■ What needs to be done ■
I'd like every record written out again, exactly as it is.

■ Extracted information ■
Start of Block
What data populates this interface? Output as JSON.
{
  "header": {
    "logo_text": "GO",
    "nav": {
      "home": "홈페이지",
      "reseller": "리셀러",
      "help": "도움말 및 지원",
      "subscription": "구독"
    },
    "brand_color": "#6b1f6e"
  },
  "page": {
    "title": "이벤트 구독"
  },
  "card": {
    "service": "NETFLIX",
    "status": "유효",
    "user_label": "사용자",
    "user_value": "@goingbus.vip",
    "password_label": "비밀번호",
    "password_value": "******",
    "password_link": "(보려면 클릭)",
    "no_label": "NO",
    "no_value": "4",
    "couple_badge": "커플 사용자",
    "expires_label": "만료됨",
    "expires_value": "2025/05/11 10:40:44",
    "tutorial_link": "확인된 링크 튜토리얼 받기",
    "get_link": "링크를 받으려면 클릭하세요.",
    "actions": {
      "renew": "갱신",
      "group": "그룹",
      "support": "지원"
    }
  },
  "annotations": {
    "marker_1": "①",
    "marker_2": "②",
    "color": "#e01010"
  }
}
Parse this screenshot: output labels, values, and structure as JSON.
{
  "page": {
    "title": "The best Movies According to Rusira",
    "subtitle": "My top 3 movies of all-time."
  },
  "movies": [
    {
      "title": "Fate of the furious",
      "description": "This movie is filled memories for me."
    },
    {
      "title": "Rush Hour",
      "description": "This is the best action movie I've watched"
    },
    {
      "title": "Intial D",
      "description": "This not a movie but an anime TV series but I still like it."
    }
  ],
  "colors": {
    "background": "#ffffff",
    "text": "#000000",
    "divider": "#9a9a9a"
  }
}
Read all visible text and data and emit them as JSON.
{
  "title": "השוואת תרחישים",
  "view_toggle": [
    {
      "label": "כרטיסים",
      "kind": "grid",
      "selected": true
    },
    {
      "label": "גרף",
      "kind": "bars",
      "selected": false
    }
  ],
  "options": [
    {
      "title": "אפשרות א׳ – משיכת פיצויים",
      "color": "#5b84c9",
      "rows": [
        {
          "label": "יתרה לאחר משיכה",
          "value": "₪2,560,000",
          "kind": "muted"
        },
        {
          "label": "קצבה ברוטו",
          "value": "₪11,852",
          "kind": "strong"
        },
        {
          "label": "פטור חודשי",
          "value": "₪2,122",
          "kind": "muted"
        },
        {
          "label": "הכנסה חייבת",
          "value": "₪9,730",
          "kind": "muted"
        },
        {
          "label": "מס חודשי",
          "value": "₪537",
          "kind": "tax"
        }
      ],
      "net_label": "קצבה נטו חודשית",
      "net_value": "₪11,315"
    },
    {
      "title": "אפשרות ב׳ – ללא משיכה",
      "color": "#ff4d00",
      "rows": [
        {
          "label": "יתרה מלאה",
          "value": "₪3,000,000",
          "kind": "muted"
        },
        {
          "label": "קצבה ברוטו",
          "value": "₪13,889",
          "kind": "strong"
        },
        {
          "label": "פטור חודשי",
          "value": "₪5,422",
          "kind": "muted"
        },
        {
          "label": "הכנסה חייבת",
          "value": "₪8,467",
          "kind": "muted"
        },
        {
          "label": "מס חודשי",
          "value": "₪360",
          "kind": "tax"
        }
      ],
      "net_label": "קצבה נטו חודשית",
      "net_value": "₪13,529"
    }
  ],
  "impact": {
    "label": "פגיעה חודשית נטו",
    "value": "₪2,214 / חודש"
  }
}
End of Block
■ Answer to this problem ■
What data populates this interface? Output as JSON.
{
  "header": {
    "logo_text": "GO",
    "nav": {
      "home": "홈페이지",
      "reseller": "리셀러",
      "help": "도움말 및 지원",
      "subscription": "구독"
    },
    "brand_color": "#6b1f6e"
  },
  "page": {
    "title": "이벤트 구독"
  },
  "card": {
    "service": "NETFLIX",
    "status": "유효",
    "user_label": "사용자",
    "user_value": "@goingbus.vip",
    "password_label": "비밀번호",
    "password_value": "******",
    "password_link": "(보려면 클릭)",
    "no_label": "NO",
    "no_value": "4",
    "couple_badge": "커플 사용자",
    "expires_label": "만료됨",
    "expires_value": "2025/05/11 10:40:44",
    "tutorial_link": "확인된 링크 튜토리얼 받기",
    "get_link": "링크를 받으려면 클릭하세요.",
    "actions": {
      "renew": "갱신",
      "group": "그룹",
      "support": "지원"
    }
  },
  "annotations": {
    "marker_1": "①",
    "marker_2": "②",
    "color": "#e01010"
  }
}
Parse this screenshot: output labels, values, and structure as JSON.
{
  "page": {
    "title": "The best Movies According to Rusira",
    "subtitle": "My top 3 movies of all-time."
  },
  "movies": [
    {
      "title": "Fate of the furious",
      "description": "This movie is filled memories for me."
    },
    {
      "title": "Rush Hour",
      "description": "This is the best action movie I've watched"
    },
    {
      "title": "Intial D",
      "description": "This not a movie but an anime TV series but I still like it."
    }
  ],
  "colors": {
    "background": "#ffffff",
    "text": "#000000",
    "divider": "#9a9a9a"
  }
}
Read all visible text and data and emit them as JSON.
{
  "title": "השוואת תרחישים",
  "view_toggle": [
    {
      "label": "כרטיסים",
      "kind": "grid",
      "selected": true
    },
    {
      "label": "גרף",
      "kind": "bars",
      "selected": false
    }
  ],
  "options": [
    {
      "title": "אפשרות א׳ – משיכת פיצויים",
      "color": "#5b84c9",
      "rows": [
        {
          "label": "יתרה לאחר משיכה",
          "value": "₪2,560,000",
          "kind": "muted"
        },
        {
          "label": "קצבה ברוטו",
          "value": "₪11,852",
          "kind": "strong"
        },
        {
          "label": "פטור חודשי",
          "value": "₪2,122",
          "kind": "muted"
        },
        {
          "label": "הכנסה חייבת",
          "value": "₪9,730",
          "kind": "muted"
        },
        {
          "label": "מס חודשי",
          "value": "₪537",
          "kind": "tax"
        }
      ],
      "net_label": "קצבה נטו חודשית",
      "net_value": "₪11,315"
    },
    {
      "title": "אפשרות ב׳ – ללא משיכה",
      "color": "#ff4d00",
      "rows": [
        {
          "label": "יתרה מלאה",
          "value": "₪3,000,000",
          "kind": "muted"
        },
        {
          "label": "קצבה ברוטו",
          "value": "₪13,889",
          "kind": "strong"
        },
        {
          "label": "פטור חודשי",
          "value": "₪5,422",
          "kind": "muted"
        },
        {
          "label": "הכנסה חייבת",
          "value": "₪8,467",
          "kind": "muted"
        },
        {
          "label": "מס חודשי",
          "value": "₪360",
          "kind": "tax"
        }
      ],
      "net_label": "קצבה נטו חודשית",
      "net_value": "₪13,529"
    }
  ],
  "impact": {
    "label": "פגיעה חודשית נטו",
    "value": "₪2,214 / חודש"
  }
}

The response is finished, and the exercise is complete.